Problem — Lines in the data below that contain the word "Simplifying" are to be copied.

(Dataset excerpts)
Content starts

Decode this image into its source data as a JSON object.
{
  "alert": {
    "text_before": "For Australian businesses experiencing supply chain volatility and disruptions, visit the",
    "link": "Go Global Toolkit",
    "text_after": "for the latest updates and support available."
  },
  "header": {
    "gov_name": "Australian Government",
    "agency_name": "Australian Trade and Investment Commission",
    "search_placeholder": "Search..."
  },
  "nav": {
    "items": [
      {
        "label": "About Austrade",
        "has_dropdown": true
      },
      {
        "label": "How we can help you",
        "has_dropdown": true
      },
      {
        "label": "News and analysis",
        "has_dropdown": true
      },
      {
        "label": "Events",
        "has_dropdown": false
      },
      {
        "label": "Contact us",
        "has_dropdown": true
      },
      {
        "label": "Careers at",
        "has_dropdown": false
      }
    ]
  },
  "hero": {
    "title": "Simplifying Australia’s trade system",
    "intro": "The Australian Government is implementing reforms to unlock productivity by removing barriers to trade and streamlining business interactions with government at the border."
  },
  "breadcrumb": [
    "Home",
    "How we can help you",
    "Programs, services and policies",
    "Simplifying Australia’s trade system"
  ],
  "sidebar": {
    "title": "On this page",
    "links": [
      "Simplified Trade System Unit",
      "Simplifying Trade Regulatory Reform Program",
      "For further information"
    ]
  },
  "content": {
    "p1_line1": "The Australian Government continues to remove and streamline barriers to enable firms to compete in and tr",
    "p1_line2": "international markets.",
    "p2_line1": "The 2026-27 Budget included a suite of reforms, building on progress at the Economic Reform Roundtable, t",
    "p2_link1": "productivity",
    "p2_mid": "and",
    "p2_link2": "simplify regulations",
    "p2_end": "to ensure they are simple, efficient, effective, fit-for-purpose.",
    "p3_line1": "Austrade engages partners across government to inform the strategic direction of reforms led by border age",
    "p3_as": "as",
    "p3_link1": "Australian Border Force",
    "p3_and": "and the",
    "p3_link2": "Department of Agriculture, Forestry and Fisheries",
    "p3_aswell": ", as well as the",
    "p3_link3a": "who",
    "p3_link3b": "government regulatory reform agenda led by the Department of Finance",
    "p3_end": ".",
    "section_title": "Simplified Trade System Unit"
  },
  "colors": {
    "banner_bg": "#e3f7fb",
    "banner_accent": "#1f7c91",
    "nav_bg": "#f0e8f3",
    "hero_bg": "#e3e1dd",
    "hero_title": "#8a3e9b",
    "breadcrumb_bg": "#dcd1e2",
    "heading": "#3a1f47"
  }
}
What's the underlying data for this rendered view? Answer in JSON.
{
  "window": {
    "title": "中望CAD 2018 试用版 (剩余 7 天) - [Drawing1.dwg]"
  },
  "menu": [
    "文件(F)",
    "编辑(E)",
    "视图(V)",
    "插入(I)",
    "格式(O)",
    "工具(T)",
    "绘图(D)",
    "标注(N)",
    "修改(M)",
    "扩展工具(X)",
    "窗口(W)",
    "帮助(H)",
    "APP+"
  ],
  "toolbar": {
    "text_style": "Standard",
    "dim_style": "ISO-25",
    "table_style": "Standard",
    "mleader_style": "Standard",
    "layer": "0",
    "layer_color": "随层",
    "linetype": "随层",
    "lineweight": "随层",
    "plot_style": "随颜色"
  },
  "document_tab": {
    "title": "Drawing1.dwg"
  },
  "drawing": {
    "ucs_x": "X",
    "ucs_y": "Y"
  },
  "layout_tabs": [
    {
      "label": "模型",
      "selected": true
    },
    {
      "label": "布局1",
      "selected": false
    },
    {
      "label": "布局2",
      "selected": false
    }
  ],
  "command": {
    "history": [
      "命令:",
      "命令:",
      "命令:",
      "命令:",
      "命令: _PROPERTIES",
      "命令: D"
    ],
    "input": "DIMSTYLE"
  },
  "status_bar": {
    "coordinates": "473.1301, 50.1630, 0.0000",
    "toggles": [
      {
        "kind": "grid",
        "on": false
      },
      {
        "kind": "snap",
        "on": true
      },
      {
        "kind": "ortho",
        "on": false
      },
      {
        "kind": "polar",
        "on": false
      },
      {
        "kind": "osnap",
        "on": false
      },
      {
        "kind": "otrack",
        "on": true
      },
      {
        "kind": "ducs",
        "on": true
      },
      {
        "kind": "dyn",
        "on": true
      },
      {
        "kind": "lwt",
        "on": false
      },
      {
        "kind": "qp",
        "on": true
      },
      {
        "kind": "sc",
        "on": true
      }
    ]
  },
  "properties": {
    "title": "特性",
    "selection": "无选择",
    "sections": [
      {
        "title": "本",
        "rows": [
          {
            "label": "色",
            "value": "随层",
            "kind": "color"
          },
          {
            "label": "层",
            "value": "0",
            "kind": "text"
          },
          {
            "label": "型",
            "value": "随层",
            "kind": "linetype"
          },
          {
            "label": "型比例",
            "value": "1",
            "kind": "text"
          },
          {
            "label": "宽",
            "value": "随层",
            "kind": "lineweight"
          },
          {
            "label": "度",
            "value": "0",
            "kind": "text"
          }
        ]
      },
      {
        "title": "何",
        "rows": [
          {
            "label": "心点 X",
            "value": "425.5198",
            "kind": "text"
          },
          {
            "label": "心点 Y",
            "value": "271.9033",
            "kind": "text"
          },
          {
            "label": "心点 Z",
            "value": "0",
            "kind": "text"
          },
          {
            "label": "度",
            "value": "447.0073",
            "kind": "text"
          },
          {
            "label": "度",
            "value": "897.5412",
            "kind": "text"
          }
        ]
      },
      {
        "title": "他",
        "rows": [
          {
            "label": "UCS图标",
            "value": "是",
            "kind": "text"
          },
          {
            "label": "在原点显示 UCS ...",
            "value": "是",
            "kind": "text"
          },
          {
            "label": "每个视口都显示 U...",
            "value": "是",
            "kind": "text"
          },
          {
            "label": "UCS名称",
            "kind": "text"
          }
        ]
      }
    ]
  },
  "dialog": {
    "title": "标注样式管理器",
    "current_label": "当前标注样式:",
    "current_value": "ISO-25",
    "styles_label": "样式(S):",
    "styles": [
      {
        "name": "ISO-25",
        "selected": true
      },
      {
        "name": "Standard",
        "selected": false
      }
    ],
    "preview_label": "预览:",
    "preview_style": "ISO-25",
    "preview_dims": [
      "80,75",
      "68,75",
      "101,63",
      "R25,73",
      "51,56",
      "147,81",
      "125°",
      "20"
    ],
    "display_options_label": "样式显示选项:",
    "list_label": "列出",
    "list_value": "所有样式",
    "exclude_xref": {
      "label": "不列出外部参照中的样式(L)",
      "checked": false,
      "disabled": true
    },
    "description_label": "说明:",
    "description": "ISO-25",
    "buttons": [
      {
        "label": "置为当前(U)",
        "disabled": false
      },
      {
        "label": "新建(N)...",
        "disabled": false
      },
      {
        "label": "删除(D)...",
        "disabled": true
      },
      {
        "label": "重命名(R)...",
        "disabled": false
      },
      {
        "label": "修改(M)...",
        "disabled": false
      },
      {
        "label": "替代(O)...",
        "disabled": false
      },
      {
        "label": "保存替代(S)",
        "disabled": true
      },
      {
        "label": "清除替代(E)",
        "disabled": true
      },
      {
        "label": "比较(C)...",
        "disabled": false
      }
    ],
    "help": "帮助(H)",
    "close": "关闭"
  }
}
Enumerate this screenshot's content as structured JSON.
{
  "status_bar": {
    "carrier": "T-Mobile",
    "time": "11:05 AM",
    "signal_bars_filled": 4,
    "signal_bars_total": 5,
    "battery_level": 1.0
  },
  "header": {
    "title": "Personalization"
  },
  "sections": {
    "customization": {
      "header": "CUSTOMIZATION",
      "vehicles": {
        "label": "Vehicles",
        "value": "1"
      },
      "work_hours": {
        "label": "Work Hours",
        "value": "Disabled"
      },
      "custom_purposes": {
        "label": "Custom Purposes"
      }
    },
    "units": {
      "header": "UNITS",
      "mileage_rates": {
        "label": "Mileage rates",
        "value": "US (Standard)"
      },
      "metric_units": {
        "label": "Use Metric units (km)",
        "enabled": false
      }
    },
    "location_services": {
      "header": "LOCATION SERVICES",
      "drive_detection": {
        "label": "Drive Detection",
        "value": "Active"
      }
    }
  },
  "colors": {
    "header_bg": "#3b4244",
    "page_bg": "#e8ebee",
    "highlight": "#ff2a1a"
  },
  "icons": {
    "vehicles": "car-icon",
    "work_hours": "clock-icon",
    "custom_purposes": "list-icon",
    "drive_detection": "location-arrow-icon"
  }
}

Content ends

Task solution —
    "title": "Simplifying Australia’s trade system",
    "Simplifying Australia’s trade system"
      "Simplifying Trade Regulatory Reform Program",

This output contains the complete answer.